Swaddles and sleep sacks are two essential tools in a parent’s arsenal when it comes to encouraging better sleep for babies. Both are cozy wraps that provide comfort, security, and warmth, which can mimic the snug feeling of being in the womb. It’s important to know that they’re not interchangeable, however. Understanding the benefits of each and using them safely and according to developmental milestones can help your little one develop healthy sleep habits.

What is the difference between a sleep sack and a swaddle?

What is swaddling?

Swaddling involves wrapping a baby in a snug blanket with their arms and legs close to their body. It reduces the startle reflex and promotes better sleep, allowing babies to fall asleep faster and stay asleep for longer stretches of time.

How to wrap a swaddle

How to Swaddle an Infant

Lay the blanket down on a flat surface with one corner folded down. Place baby on their back with their head above the folded corner. Wrap one side of the blanket snugly across their chest and tuck it under their opposite arm. Repeat this with the other side, making sure that the blanket is snug and secure but not so tight that it’s affecting their ability to breathe.

What are some swaddle alternatives?

Swaddling with a blanket isn’t always easy, especially if your little one is particularly wiggly. Some products offer the benefits of a swaddle without the tedious wrapping—look for so-called peanut-shaped sleep sacks. HALO’s options, in particular, are recommended by many hospitals because they’re cost-effective and have reliable thermal ratings, which means baby will be kept comfortably warm. When looking for a swaddle, know that the American Academy of Pediatrics advises against weighted swaddles and considers them dangerous for newborns.

When is it time to transition to a sleep sack?

When baby begins attempting to roll over, it’s time to stop swaddling and start using a sleep sack. Each child is different—this can happen as early as two months or as late as four months (or more)! If your little one consistently escapes their swaddle or seems restless when swaddled, you may also want to switch to a sleep sack.

What is a sleep sack?

Think of a sleep sack as a wearable sleeping bag—it’s a sleeveless garment that zips or snaps around the body, covering babies from their shoulders to their feet while still allowing their arms to move freely without the risk of a loose blanket. Additionally, sleep sacks allow baby to roll freely without constraint, and promote healthier hips because of room to kick. At one year of age, it is safe to transition from sleep sack to blanket. However, many parents find sleep sacks, or sleep sacks with foot holes to be helpful into toddlerhood.

How to choose a sleep sack

If you don’t know where to start your search, the Harbor Care Team suggests HALO’s sleep sacks. Avoid sleep sacks that are weighted or constrict baby’s hips, as they can hinder baby’s movement and may be dangerous.

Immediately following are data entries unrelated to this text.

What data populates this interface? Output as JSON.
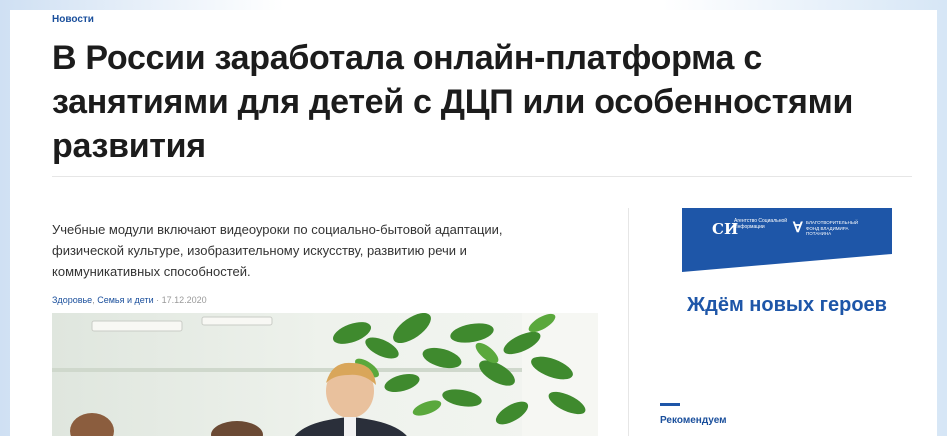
{
  "header": {
    "section_label": "Новости"
  },
  "article": {
    "title": "В России заработала онлайн-платформа с занятиями для детей с ДЦП или особенностями развития",
    "lead": "Учебные модули включают видеоуроки по социально-бытовой адаптации, физической культуре, изобразительному искусству, развитию речи и коммуникативных способностей.",
    "tags": [
      "Здоровье",
      "Семья и дети"
    ],
    "tag_separator": ",",
    "date_separator": " · ",
    "date": "17.12.2020"
  },
  "sidebar": {
    "banner": {
      "logo1_mark": "СИ",
      "logo1_text": "Агентство Социальной Информации",
      "logo2_mark": "∀",
      "logo2_text": "БЛАГОТВОРИТЕЛЬНЫЙ ФОНД ВЛАДИМИРА ПОТАНИНА",
      "bg_color": "#1e56a8"
    },
    "promo_text": "Ждём новых героев",
    "recommend_label": "Рекомендуем"
  },
  "colors": {
    "accent": "#1e56a8",
    "link": "#1a4f9c",
    "title": "#1c1c1c"
  }
}
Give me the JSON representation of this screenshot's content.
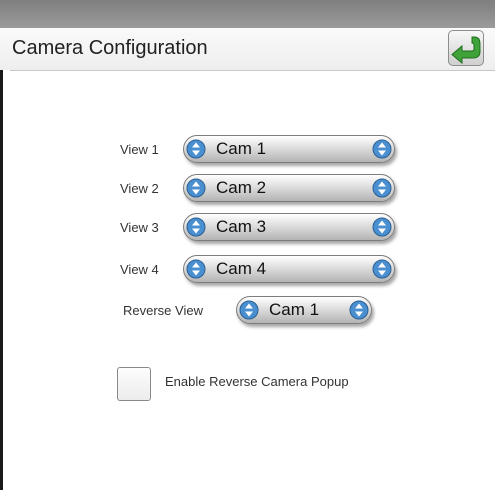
{
  "header": {
    "title": "Camera Configuration",
    "back_icon": "back-arrow-icon"
  },
  "views": [
    {
      "label": "View 1",
      "value": "Cam 1"
    },
    {
      "label": "View 2",
      "value": "Cam 2"
    },
    {
      "label": "View 3",
      "value": "Cam 3"
    },
    {
      "label": "View 4",
      "value": "Cam 4"
    }
  ],
  "reverse_view": {
    "label": "Reverse View",
    "value": "Cam 1"
  },
  "popup_option": {
    "label": "Enable Reverse Camera Popup",
    "checked": false
  },
  "colors": {
    "accent_green": "#3fa33a",
    "spinner_blue": "#4a8fd0",
    "header_strip": "#8c8c8c"
  }
}
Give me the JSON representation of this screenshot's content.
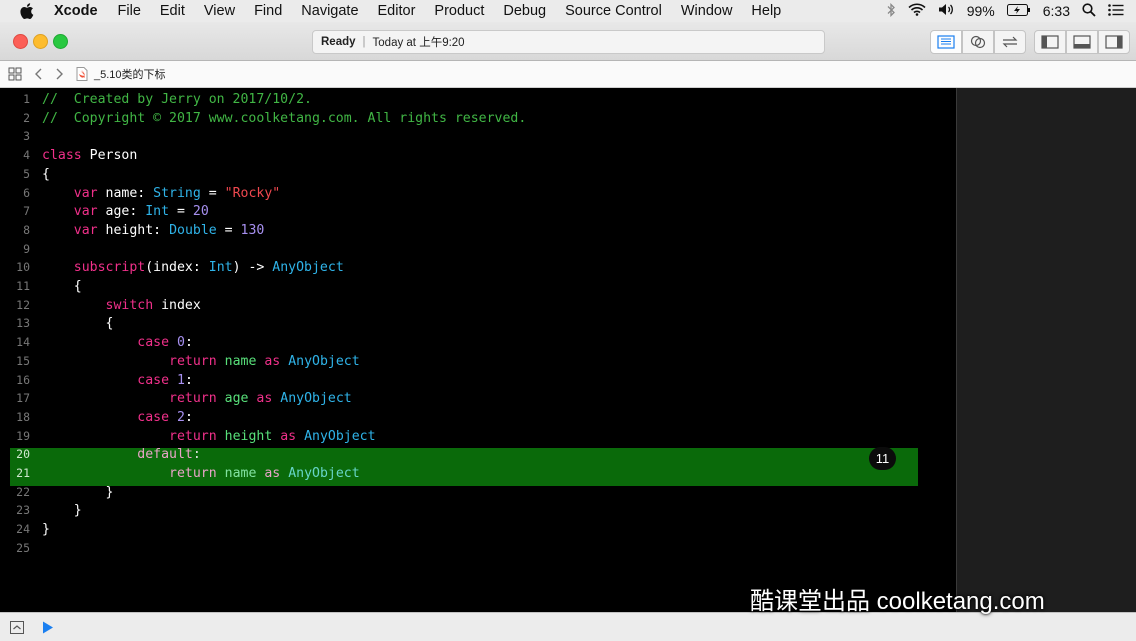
{
  "menubar": {
    "items": [
      "Xcode",
      "File",
      "Edit",
      "View",
      "Find",
      "Navigate",
      "Editor",
      "Product",
      "Debug",
      "Source Control",
      "Window",
      "Help"
    ],
    "battery": "99%",
    "time": "6:33"
  },
  "toolbar": {
    "status_ready": "Ready",
    "status_time": "Today at 上午9:20"
  },
  "jumpbar": {
    "file": "_5.10类的下标"
  },
  "editor": {
    "badge": "11",
    "lines": [
      {
        "n": "1",
        "t": [
          [
            "c-com",
            "//  Created by Jerry on 2017/10/2."
          ]
        ]
      },
      {
        "n": "2",
        "t": [
          [
            "c-com",
            "//  Copyright © 2017 www.coolketang.com. All rights reserved."
          ]
        ]
      },
      {
        "n": "3",
        "t": []
      },
      {
        "n": "4",
        "t": [
          [
            "c-kw",
            "class"
          ],
          [
            "c-plain",
            " Person"
          ]
        ]
      },
      {
        "n": "5",
        "t": [
          [
            "c-plain",
            "{"
          ]
        ]
      },
      {
        "n": "6",
        "t": [
          [
            "c-plain",
            "    "
          ],
          [
            "c-kw",
            "var"
          ],
          [
            "c-plain",
            " name: "
          ],
          [
            "c-type",
            "String"
          ],
          [
            "c-plain",
            " = "
          ],
          [
            "c-str",
            "\"Rocky\""
          ]
        ]
      },
      {
        "n": "7",
        "t": [
          [
            "c-plain",
            "    "
          ],
          [
            "c-kw",
            "var"
          ],
          [
            "c-plain",
            " age: "
          ],
          [
            "c-type",
            "Int"
          ],
          [
            "c-plain",
            " = "
          ],
          [
            "c-num",
            "20"
          ]
        ]
      },
      {
        "n": "8",
        "t": [
          [
            "c-plain",
            "    "
          ],
          [
            "c-kw",
            "var"
          ],
          [
            "c-plain",
            " height: "
          ],
          [
            "c-type",
            "Double"
          ],
          [
            "c-plain",
            " = "
          ],
          [
            "c-num",
            "130"
          ]
        ]
      },
      {
        "n": "9",
        "t": []
      },
      {
        "n": "10",
        "t": [
          [
            "c-plain",
            "    "
          ],
          [
            "c-kw",
            "subscript"
          ],
          [
            "c-plain",
            "(index: "
          ],
          [
            "c-type",
            "Int"
          ],
          [
            "c-plain",
            ") -> "
          ],
          [
            "c-type",
            "AnyObject"
          ]
        ]
      },
      {
        "n": "11",
        "t": [
          [
            "c-plain",
            "    {"
          ]
        ]
      },
      {
        "n": "12",
        "t": [
          [
            "c-plain",
            "        "
          ],
          [
            "c-kw",
            "switch"
          ],
          [
            "c-plain",
            " index"
          ]
        ]
      },
      {
        "n": "13",
        "t": [
          [
            "c-plain",
            "        {"
          ]
        ]
      },
      {
        "n": "14",
        "t": [
          [
            "c-plain",
            "            "
          ],
          [
            "c-kw",
            "case"
          ],
          [
            "c-plain",
            " "
          ],
          [
            "c-num",
            "0"
          ],
          [
            "c-plain",
            ":"
          ]
        ]
      },
      {
        "n": "15",
        "t": [
          [
            "c-plain",
            "                "
          ],
          [
            "c-kw",
            "return"
          ],
          [
            "c-plain",
            " "
          ],
          [
            "c-prop",
            "name"
          ],
          [
            "c-plain",
            " "
          ],
          [
            "c-kw",
            "as"
          ],
          [
            "c-plain",
            " "
          ],
          [
            "c-type",
            "AnyObject"
          ]
        ]
      },
      {
        "n": "16",
        "t": [
          [
            "c-plain",
            "            "
          ],
          [
            "c-kw",
            "case"
          ],
          [
            "c-plain",
            " "
          ],
          [
            "c-num",
            "1"
          ],
          [
            "c-plain",
            ":"
          ]
        ]
      },
      {
        "n": "17",
        "t": [
          [
            "c-plain",
            "                "
          ],
          [
            "c-kw",
            "return"
          ],
          [
            "c-plain",
            " "
          ],
          [
            "c-prop",
            "age"
          ],
          [
            "c-plain",
            " "
          ],
          [
            "c-kw",
            "as"
          ],
          [
            "c-plain",
            " "
          ],
          [
            "c-type",
            "AnyObject"
          ]
        ]
      },
      {
        "n": "18",
        "t": [
          [
            "c-plain",
            "            "
          ],
          [
            "c-kw",
            "case"
          ],
          [
            "c-plain",
            " "
          ],
          [
            "c-num",
            "2"
          ],
          [
            "c-plain",
            ":"
          ]
        ]
      },
      {
        "n": "19",
        "t": [
          [
            "c-plain",
            "                "
          ],
          [
            "c-kw",
            "return"
          ],
          [
            "c-plain",
            " "
          ],
          [
            "c-prop",
            "height"
          ],
          [
            "c-plain",
            " "
          ],
          [
            "c-kw",
            "as"
          ],
          [
            "c-plain",
            " "
          ],
          [
            "c-type",
            "AnyObject"
          ]
        ]
      },
      {
        "n": "20",
        "t": [
          [
            "c-plain",
            "            "
          ],
          [
            "c-hlkw",
            "default"
          ],
          [
            "c-hlplain",
            ":"
          ]
        ]
      },
      {
        "n": "21",
        "t": [
          [
            "c-plain",
            "                "
          ],
          [
            "c-hlkw",
            "return"
          ],
          [
            "c-hlplain",
            " "
          ],
          [
            "c-hlprop",
            "name"
          ],
          [
            "c-hlplain",
            " "
          ],
          [
            "c-hlkw",
            "as"
          ],
          [
            "c-hlplain",
            " "
          ],
          [
            "c-hltype",
            "AnyObject"
          ]
        ]
      },
      {
        "n": "22",
        "t": [
          [
            "c-plain",
            "        }"
          ]
        ]
      },
      {
        "n": "23",
        "t": [
          [
            "c-plain",
            "    }"
          ]
        ]
      },
      {
        "n": "24",
        "t": [
          [
            "c-plain",
            "}"
          ]
        ]
      },
      {
        "n": "25",
        "t": []
      }
    ]
  },
  "watermark": "酷课堂出品 coolketang.com"
}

Make a note of the thermal overall grade (TOG) rating of the sleep sack, which indicates how warm a garment is. The TOG rating of the sleep sack you choose should be informed by your regional climate and home’s ambient temperature (remember, 68–72 degrees Fahrenheit is ideal!). Look for natural fabrics like cotton, wool, and bamboo, which are soft, breathable, and can be hypoallergenic.

How to transition from a swaddle to a sleep sack

Switching from a swaddle to a sleep sack is an environmental change for your little one and may contribute to more frequent wakings or difficulty falling asleep for a period of time. Know that this is temporary—baby just needs to get used to their new clothing! 

It’s still important to adhere to your sleep schedule and provide a dark, quiet, and safe environment. If you don’t have a sleep schedule, you can reference our Sleep Guide as a starting point or talk with a Harbor Sleep & Wellness Coach. Even in a sleep sack, baby should be put to sleep on their back on a firm mattress without any loose bedding.

To recap

The switch from swaddle to sleep sack is typically informed by baby’s developmental progress, but you may decide to switch to a sleep sack if they’re a skilled escape artist or seem fussy when swaddled.

After switching to a sleep sack, they may experience a small sleep regression. Know that they just need to get used to the new sensation, and trust in the sleep training progress you’ve already made to date. Read more about sleep regressions and solutions here.

Swaddles and sleep sacks help your little one to get better sleep, which also means they help you get the sleep you need to be the best possible parent. If you have any questions along the way, reach out to Harbor. Our infant care experts are available to answer any questions you might have about swaddling challenges or sleep sack recommendations.